In their heyday, opera houses were a must for up-and-coming Iowa communities that wanted to tout a cultural life in their town.
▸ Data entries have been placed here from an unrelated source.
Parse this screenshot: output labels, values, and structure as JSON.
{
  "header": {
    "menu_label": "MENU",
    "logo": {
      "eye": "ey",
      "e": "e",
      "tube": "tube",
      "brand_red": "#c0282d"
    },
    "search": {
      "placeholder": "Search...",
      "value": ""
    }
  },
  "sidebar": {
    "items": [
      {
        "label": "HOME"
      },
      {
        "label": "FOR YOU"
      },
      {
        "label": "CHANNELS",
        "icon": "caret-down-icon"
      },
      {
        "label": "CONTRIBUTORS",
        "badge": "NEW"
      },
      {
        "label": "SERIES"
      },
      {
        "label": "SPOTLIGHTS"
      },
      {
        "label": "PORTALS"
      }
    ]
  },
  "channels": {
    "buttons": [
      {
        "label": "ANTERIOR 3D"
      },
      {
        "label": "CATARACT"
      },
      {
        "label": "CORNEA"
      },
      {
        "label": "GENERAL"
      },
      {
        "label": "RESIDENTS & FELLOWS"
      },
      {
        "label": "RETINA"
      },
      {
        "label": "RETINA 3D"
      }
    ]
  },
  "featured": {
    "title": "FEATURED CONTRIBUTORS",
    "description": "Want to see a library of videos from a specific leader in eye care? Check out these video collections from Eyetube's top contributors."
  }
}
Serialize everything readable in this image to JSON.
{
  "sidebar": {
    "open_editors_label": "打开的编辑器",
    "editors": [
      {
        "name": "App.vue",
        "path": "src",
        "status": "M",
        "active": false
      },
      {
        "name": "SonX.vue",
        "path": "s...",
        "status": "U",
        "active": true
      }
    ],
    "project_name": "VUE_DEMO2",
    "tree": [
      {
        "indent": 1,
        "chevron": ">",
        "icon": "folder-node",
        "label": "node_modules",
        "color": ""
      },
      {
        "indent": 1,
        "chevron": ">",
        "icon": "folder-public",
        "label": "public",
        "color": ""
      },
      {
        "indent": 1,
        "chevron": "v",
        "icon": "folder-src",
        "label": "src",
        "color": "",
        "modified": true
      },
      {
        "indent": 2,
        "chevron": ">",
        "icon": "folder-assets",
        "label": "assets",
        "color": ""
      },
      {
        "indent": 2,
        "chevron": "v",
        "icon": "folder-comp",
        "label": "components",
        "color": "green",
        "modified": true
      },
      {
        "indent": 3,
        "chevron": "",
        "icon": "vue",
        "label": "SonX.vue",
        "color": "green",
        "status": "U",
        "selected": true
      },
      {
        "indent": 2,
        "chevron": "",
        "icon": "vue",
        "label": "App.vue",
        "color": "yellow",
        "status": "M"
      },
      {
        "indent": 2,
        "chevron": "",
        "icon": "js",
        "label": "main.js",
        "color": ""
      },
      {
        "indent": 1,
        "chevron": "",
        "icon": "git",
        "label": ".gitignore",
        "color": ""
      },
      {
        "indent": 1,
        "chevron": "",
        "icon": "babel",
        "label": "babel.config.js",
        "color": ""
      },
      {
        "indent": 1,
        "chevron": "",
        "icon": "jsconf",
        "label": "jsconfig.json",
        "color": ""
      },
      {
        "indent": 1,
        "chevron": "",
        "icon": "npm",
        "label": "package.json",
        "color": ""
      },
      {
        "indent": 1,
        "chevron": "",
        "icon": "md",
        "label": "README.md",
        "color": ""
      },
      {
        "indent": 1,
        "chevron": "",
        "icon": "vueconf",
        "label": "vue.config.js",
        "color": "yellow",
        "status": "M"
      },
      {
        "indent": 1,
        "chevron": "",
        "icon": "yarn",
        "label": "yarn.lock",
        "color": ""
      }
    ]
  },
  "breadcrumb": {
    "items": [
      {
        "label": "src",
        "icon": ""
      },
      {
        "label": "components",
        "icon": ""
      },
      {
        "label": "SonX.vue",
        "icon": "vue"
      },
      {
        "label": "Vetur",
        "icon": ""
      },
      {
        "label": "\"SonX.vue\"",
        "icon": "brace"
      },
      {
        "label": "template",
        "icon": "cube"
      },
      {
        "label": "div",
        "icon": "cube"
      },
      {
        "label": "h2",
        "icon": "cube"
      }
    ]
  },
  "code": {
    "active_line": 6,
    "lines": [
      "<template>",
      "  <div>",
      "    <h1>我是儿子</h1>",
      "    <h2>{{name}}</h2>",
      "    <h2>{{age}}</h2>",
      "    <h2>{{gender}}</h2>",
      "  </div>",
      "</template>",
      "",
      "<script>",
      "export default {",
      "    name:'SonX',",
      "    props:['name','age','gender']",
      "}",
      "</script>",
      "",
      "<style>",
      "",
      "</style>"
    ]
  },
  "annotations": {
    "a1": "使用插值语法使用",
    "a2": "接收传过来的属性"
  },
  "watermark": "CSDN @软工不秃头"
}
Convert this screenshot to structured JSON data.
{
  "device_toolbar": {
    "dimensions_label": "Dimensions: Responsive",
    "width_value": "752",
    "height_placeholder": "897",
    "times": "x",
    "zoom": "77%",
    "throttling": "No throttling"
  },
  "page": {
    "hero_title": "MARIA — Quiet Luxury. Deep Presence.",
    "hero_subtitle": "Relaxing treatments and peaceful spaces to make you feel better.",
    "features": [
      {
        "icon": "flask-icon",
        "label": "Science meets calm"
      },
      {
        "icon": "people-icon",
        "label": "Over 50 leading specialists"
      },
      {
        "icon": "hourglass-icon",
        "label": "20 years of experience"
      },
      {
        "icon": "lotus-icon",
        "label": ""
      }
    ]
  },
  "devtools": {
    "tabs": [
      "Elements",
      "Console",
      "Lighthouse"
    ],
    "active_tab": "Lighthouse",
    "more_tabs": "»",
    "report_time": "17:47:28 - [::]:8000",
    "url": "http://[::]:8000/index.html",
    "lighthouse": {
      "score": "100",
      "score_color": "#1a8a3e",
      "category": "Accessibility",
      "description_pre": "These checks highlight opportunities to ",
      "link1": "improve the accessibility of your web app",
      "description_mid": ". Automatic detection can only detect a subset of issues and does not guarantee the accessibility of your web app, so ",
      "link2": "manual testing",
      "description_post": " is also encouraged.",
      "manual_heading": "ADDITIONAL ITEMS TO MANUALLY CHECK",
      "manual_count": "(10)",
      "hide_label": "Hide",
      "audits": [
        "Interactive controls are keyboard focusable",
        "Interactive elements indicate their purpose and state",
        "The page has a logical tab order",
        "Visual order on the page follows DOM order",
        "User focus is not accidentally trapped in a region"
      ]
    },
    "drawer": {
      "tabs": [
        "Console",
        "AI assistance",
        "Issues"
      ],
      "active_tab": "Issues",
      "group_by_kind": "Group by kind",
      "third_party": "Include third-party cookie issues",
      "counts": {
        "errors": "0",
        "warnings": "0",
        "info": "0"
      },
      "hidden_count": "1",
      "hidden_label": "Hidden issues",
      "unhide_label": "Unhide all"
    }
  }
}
All the rage in the 1890s and early 1900s, opera houses were found even in the smallest Iowa communities.

“While it’s debatable how much opera was performed in them, that was the name they were given,” says Ken Sidey, the executive director of the Warren Cultural Center. “The word ‘theater’ was frowned on by many, and ‘opera’ sounded a lot classier.”

Opera houses opened their doors to traveling acts — vaudeville, magicians, famous singers and orators — as well as community events like graduations and silent movies.

While in many...